I have no doubt that Wolflight will divide opinion. From start to finish it is evident that this is a deeply personal album for Steve Hackett, the energy, reflection and imagination found within demonstrates this on many occasions. It has been recorded with passion and the want to create something fresh after touring relentlessly playing crowd pleasing standards. The styles and inflections throughout Wolflight are nothing you haven’t heard before from Steve Hackett though the spirit of the album is larger than the sum of it’s parts. Wolflight takes It’s creator a couple of steps away from the Prog idiom in which we all like to place him, he has cast caution to the wind and put something out into the aether that represents a man comfortable in his own skin who has found contentment in life. Steve Hackett has nothing to prove, his talent is a given. With Wolflight he lays bare his diversity in much the same way as he did with A Midsummer Nights Dream. This is not an album that can be listened to at low levels or i-pod fodder, it’s to be played on the best gear you can get your hands on at Number 11 on the volume scale.
The myriad of options are as follows……….
16 bit CD quality FLAC £10
Studio master FLAC £12

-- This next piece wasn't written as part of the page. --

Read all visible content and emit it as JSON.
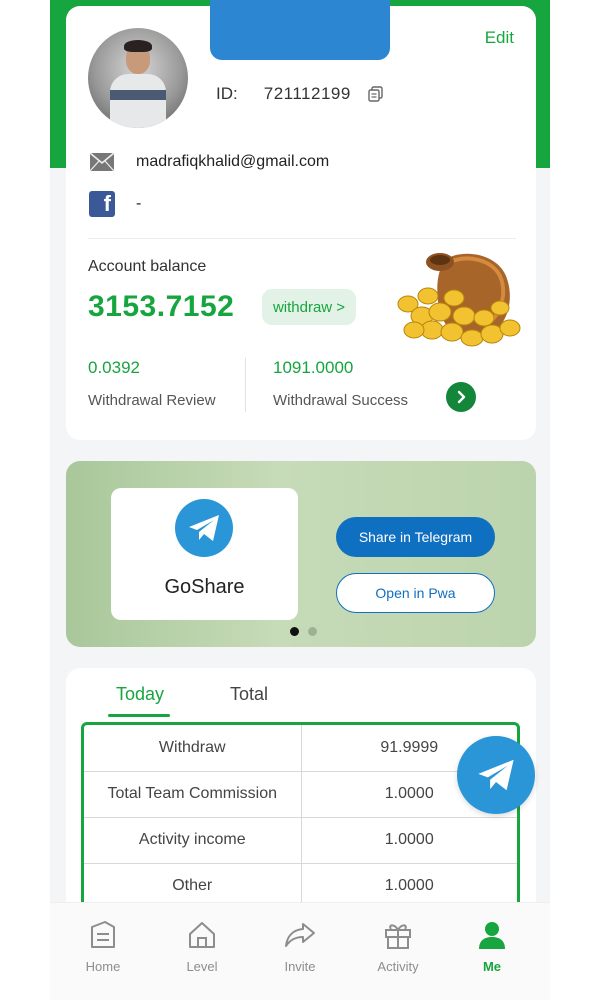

CD + Blu-ray and media book £17
Vinyl album +CD £19
All available from www.hackettsongs.com